Part 2: Is the risk worth the shot: A photographer’s take on shooting near the tracks

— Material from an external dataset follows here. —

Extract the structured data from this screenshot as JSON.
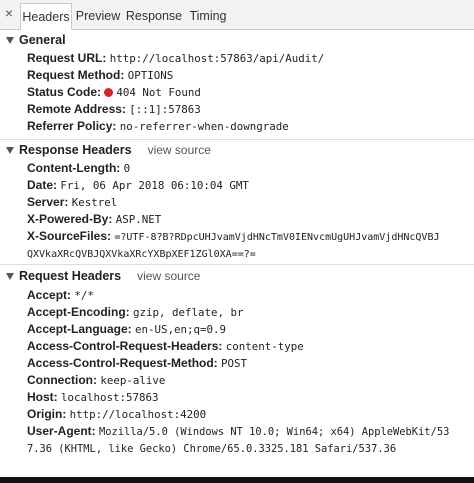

With the ever-popular and disturbing trend of photos being shot on railway tracks and property by amateur and professional photographers, we wanted to offer up not just one, but two, photographer perspectives about shooting near/on the tracks. This life-threatening trend illustrates the need to make sure professional (and amateur) photographers, and their clients, increase their knowledge about rail safety and make it a priority at work and at play. For this week’s post, we sat down with Saskatoon, Sask., lifestyle and action sports photographer, Owen Woytowich, owner of Colour Photography, who offered up a candid response about the attraction of train track photos, how to meet a client’s needs without compromising their safety, and the challenges photographers face to capture the “perfect” shot. How long have you been a professional photographer? I’ve been shooting photos professionally for about 10 years. When shooting with your clients, have you had a specific request to shoot on the tracks? Yes, although not often. Do you prefer to shoot on the tracks? No, definitely not. After having done one or two shots on or near the tracks in the past, they start to look pretty generic. I mean, how many times can you have the lines lead to or away from the couple? It doesn’t seem very creative. I would prefer to shoot an image with a strong composition that captures who and what the couple are all about, and in an uncommon location. Did you know that taking photos on railway tracks is illegal and considered trespassing? I didn’t really think about it, because I never knew before. I’ve never even thought to find out if shooting on the tracks was illegal. Although, now that you’ve told me, it does make sense considering the railways own them. What piece of advice would you give to other professional photographers, in regards to scouting the tracks as a possible location? Look outside the popular and typical spots - that definitely includes railway tracks. I think a lot of it comes down not just to you being creative, but also having a solid consultation with your clients and knowing as much about them as possible: what their style is, what their hobbies are, what kind of lifestyle they have. Let that dictate your location - there's really no reason to consider the tracks as an option. The more personable you are and the better the relationship you develop, the more unique and meaningful photos and locations will come through. And you won't have to sacrifice anyone's safety. How would you turn down a client’s request for a shot on the tracks? I would deter them by having something else prepared which would capture an image I think the couple or subject would be happy with. You have to remember that there is always something new and unique ready to be captured behind the lens, and it’s up to you to convey that to your client.   Please remember that rail safety starts with all of us. If you’re a photographer, check out some of the free Operation Lifesaver resources available to you, including these 6 lifesaving rail safety tips for photographers. Share them with your clients—it will help give you some additional context to support the reasons as to why you won't shoot on the tracks when or if your client brings it up. Share this post with your friends, family, peers and co-workers so they know the importance of rail safety and how it pertains to shooting photos near the tracks. And be sure to bookmark to stay up to date on all things rail safety. Be rail safe out there, friends! Always remember: Look! Listen! Live!